In any event the C5 serves the skin sensation over the deltoid muscle and the outer (lateral) side of the arm. There is also some parts of this nerve root that serve the diaphragm muscle so you could have some problems breathing if this root is damaged.

The xray report says that there seems to be pressure on the C5 root and, while there are some abnormalities at C4 the nerves don't seem to be affected.

I hope this information is helpful. Let me know how things turn out.
Customer: replied 4 years ago.
What does this mean:
" flattening of the ventral thecal sac"
& what are the possible affects from it?
Expert:  Dr. Rick, MD replied 4 years ago.
The thecal sac is a fluid filled space made of dura mater (the lining of the nervous system/brain) that surrounds and protects the actual nerves.

When they say it is flattened it means that something if pushing on it --much like pressing your thumb into a water balloon -- and distorting it. In your case it is kinda flat.

The effects from this depends on how much, if any, actual pressure is being placed on the nerves themselves. This can cause no problems at all or it can cause complete loss of nerve function/paralysis/loss of sensation.

Here is a website that explains the anatomy pretty well. If you scroll down there is a artists drawing of the thecal sac and its relationship to the nerves:

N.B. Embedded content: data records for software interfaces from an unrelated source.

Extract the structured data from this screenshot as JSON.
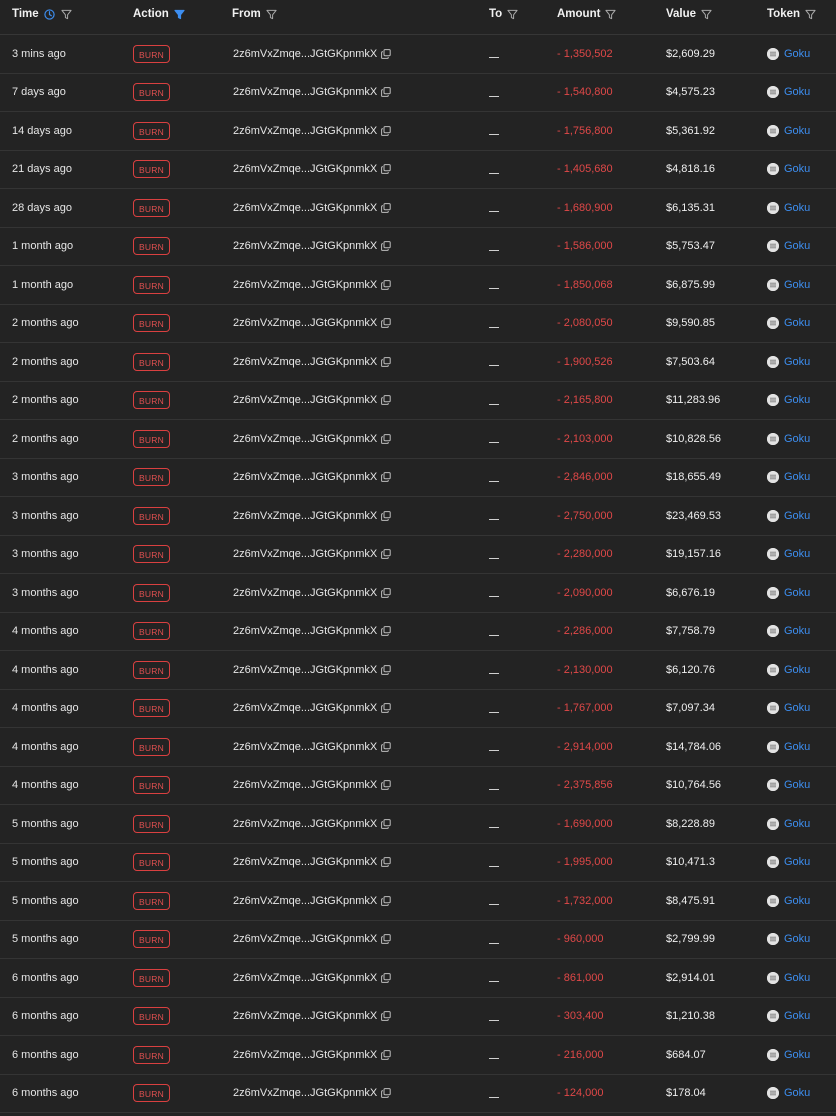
{
  "header": {
    "time": "Time",
    "action": "Action",
    "from": "From",
    "to": "To",
    "amount": "Amount",
    "value": "Value",
    "token": "Token"
  },
  "rows": [
    {
      "time": "3 mins ago",
      "action": "BURN",
      "from": "2z6mVxZmqe...JGtGKpnmkX",
      "to": "",
      "amount": "- 1,350,502",
      "value": "$2,609.29",
      "token": "Goku"
    },
    {
      "time": "7 days ago",
      "action": "BURN",
      "from": "2z6mVxZmqe...JGtGKpnmkX",
      "to": "",
      "amount": "- 1,540,800",
      "value": "$4,575.23",
      "token": "Goku"
    },
    {
      "time": "14 days ago",
      "action": "BURN",
      "from": "2z6mVxZmqe...JGtGKpnmkX",
      "to": "",
      "amount": "- 1,756,800",
      "value": "$5,361.92",
      "token": "Goku"
    },
    {
      "time": "21 days ago",
      "action": "BURN",
      "from": "2z6mVxZmqe...JGtGKpnmkX",
      "to": "",
      "amount": "- 1,405,680",
      "value": "$4,818.16",
      "token": "Goku"
    },
    {
      "time": "28 days ago",
      "action": "BURN",
      "from": "2z6mVxZmqe...JGtGKpnmkX",
      "to": "",
      "amount": "- 1,680,900",
      "value": "$6,135.31",
      "token": "Goku"
    },
    {
      "time": "1 month ago",
      "action": "BURN",
      "from": "2z6mVxZmqe...JGtGKpnmkX",
      "to": "",
      "amount": "- 1,586,000",
      "value": "$5,753.47",
      "token": "Goku"
    },
    {
      "time": "1 month ago",
      "action": "BURN",
      "from": "2z6mVxZmqe...JGtGKpnmkX",
      "to": "",
      "amount": "- 1,850,068",
      "value": "$6,875.99",
      "token": "Goku"
    },
    {
      "time": "2 months ago",
      "action": "BURN",
      "from": "2z6mVxZmqe...JGtGKpnmkX",
      "to": "",
      "amount": "- 2,080,050",
      "value": "$9,590.85",
      "token": "Goku"
    },
    {
      "time": "2 months ago",
      "action": "BURN",
      "from": "2z6mVxZmqe...JGtGKpnmkX",
      "to": "",
      "amount": "- 1,900,526",
      "value": "$7,503.64",
      "token": "Goku"
    },
    {
      "time": "2 months ago",
      "action": "BURN",
      "from": "2z6mVxZmqe...JGtGKpnmkX",
      "to": "",
      "amount": "- 2,165,800",
      "value": "$11,283.96",
      "token": "Goku"
    },
    {
      "time": "2 months ago",
      "action": "BURN",
      "from": "2z6mVxZmqe...JGtGKpnmkX",
      "to": "",
      "amount": "- 2,103,000",
      "value": "$10,828.56",
      "token": "Goku"
    },
    {
      "time": "3 months ago",
      "action": "BURN",
      "from": "2z6mVxZmqe...JGtGKpnmkX",
      "to": "",
      "amount": "- 2,846,000",
      "value": "$18,655.49",
      "token": "Goku"
    },
    {
      "time": "3 months ago",
      "action": "BURN",
      "from": "2z6mVxZmqe...JGtGKpnmkX",
      "to": "",
      "amount": "- 2,750,000",
      "value": "$23,469.53",
      "token": "Goku"
    },
    {
      "time": "3 months ago",
      "action": "BURN",
      "from": "2z6mVxZmqe...JGtGKpnmkX",
      "to": "",
      "amount": "- 2,280,000",
      "value": "$19,157.16",
      "token": "Goku"
    },
    {
      "time": "3 months ago",
      "action": "BURN",
      "from": "2z6mVxZmqe...JGtGKpnmkX",
      "to": "",
      "amount": "- 2,090,000",
      "value": "$6,676.19",
      "token": "Goku"
    },
    {
      "time": "4 months ago",
      "action": "BURN",
      "from": "2z6mVxZmqe...JGtGKpnmkX",
      "to": "",
      "amount": "- 2,286,000",
      "value": "$7,758.79",
      "token": "Goku"
    },
    {
      "time": "4 months ago",
      "action": "BURN",
      "from": "2z6mVxZmqe...JGtGKpnmkX",
      "to": "",
      "amount": "- 2,130,000",
      "value": "$6,120.76",
      "token": "Goku"
    },
    {
      "time": "4 months ago",
      "action": "BURN",
      "from": "2z6mVxZmqe...JGtGKpnmkX",
      "to": "",
      "amount": "- 1,767,000",
      "value": "$7,097.34",
      "token": "Goku"
    },
    {
      "time": "4 months ago",
      "action": "BURN",
      "from": "2z6mVxZmqe...JGtGKpnmkX",
      "to": "",
      "amount": "- 2,914,000",
      "value": "$14,784.06",
      "token": "Goku"
    },
    {
      "time": "4 months ago",
      "action": "BURN",
      "from": "2z6mVxZmqe...JGtGKpnmkX",
      "to": "",
      "amount": "- 2,375,856",
      "value": "$10,764.56",
      "token": "Goku"
    },
    {
      "time": "5 months ago",
      "action": "BURN",
      "from": "2z6mVxZmqe...JGtGKpnmkX",
      "to": "",
      "amount": "- 1,690,000",
      "value": "$8,228.89",
      "token": "Goku"
    },
    {
      "time": "5 months ago",
      "action": "BURN",
      "from": "2z6mVxZmqe...JGtGKpnmkX",
      "to": "",
      "amount": "- 1,995,000",
      "value": "$10,471.3",
      "token": "Goku"
    },
    {
      "time": "5 months ago",
      "action": "BURN",
      "from": "2z6mVxZmqe...JGtGKpnmkX",
      "to": "",
      "amount": "- 1,732,000",
      "value": "$8,475.91",
      "token": "Goku"
    },
    {
      "time": "5 months ago",
      "action": "BURN",
      "from": "2z6mVxZmqe...JGtGKpnmkX",
      "to": "",
      "amount": "- 960,000",
      "value": "$2,799.99",
      "token": "Goku"
    },
    {
      "time": "6 months ago",
      "action": "BURN",
      "from": "2z6mVxZmqe...JGtGKpnmkX",
      "to": "",
      "amount": "- 861,000",
      "value": "$2,914.01",
      "token": "Goku"
    },
    {
      "time": "6 months ago",
      "action": "BURN",
      "from": "2z6mVxZmqe...JGtGKpnmkX",
      "to": "",
      "amount": "- 303,400",
      "value": "$1,210.38",
      "token": "Goku"
    },
    {
      "time": "6 months ago",
      "action": "BURN",
      "from": "2z6mVxZmqe...JGtGKpnmkX",
      "to": "",
      "amount": "- 216,000",
      "value": "$684.07",
      "token": "Goku"
    },
    {
      "time": "6 months ago",
      "action": "BURN",
      "from": "2z6mVxZmqe...JGtGKpnmkX",
      "to": "",
      "amount": "- 124,000",
      "value": "$178.04",
      "token": "Goku"
    }
  ],
  "icons": {
    "filter": "filter-icon",
    "filter_active": "filter-active-icon",
    "clock": "clock-icon",
    "copy": "copy-icon",
    "token_logo": "goku-token-icon"
  },
  "colors": {
    "background": "#232323",
    "burn": "#e04848",
    "link": "#3d8ef0",
    "active_filter": "#3d8ef0"
  }
}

Let me know if there is anything else you would like to ask me.
Customer: replied 4 years ago.
Ok I am now more confused than ever and ready to give up hope. I went to Cornell they had me do an EMG to test for what the dr suspected was poss Myotonia / or perifrial neuropathy. Well he prescribed Phenytoin and said if his suspicion is right (myotoni) it should help. Thi med is a seizure med. So I looked n got a copy of my EMG SO THIS IS WHAT IT SAID: essentiay normal. EMG of Bilateral first Dorsal interosseous and flexor carpi ulnaris muscles at rest was normal. Following brief activationagainst resistance, there was some brief runs of Fibrillation Potentials and scattered fasciculations in these muscles.
Study of RT arm & Leg essentially normal
The brief increased spontaneous activity (post-activation) in bilateral First Dorsal interosseous and flexor carpi ulnaris muscles is of unclear clinical significance. No Myotonic discharges were detected!
Soooo what does this mean? And how does this med fit in the picture if there's no diagnosis. I m so confused an ready to give up I'm so tired an feel defeated. I tht the MRI of my C spine was more telling and a poss cause but docs say no??? HELP
Expert:  Dr. Rick, MD replied 4 years ago.
Well, it sounds like you got excellent care at Cornell. The good news? The test results show that everything is basically normal -- no significant nerve damage was found.

EMG is very dependent on operator skill and you can be assured that at Cornell you had a very good test done.

What the doctor is saying by starting you on Phenytoin is that he believes what you are saying but his tests don't show anything terribly wrong. The drug should, in his opinion, help.

Give it some time and see how things go.
Customer: replied 4 years ago.
I know he believes me certain things are obvious but I just don't get it. This med is not one used for Myotonia which he says is wat it's being used for. I tht the MRI OF the C spine & MRI of the brain were far moe significant? I rely feel defeated. I appreciate your help and in the end will of course accept the Ans.
Expert:  Dr. Rick, MD replied 4 years ago.
Doctors use medicines all the time "off label" for things that they are not designed or FDA approved for. In my field I inject avastin, which is a chemotherapeutic cancer agent, into peoples eyeballs to treat abnormal blood vessel growth. You'll never find that use listed on the label! In this light, don't get all caught up about what you read on the internet, PDR, package insert about the drug...I'm sure your doc knows what she is doing when prescribing it to you.

The MRI showed anatomical changes but can't give any data about actual function or loss thereof. The EMG shows that, no matter what the MRI shows, the nerves are just fine. I believe that the EMG is the "more accurate" of the two tests.

Try not to feel defeated. You may not have a perfect answer of what is going but a ton of bad things have been ruled out. Give the medicine a chance, try to relax and know that you are in good hands...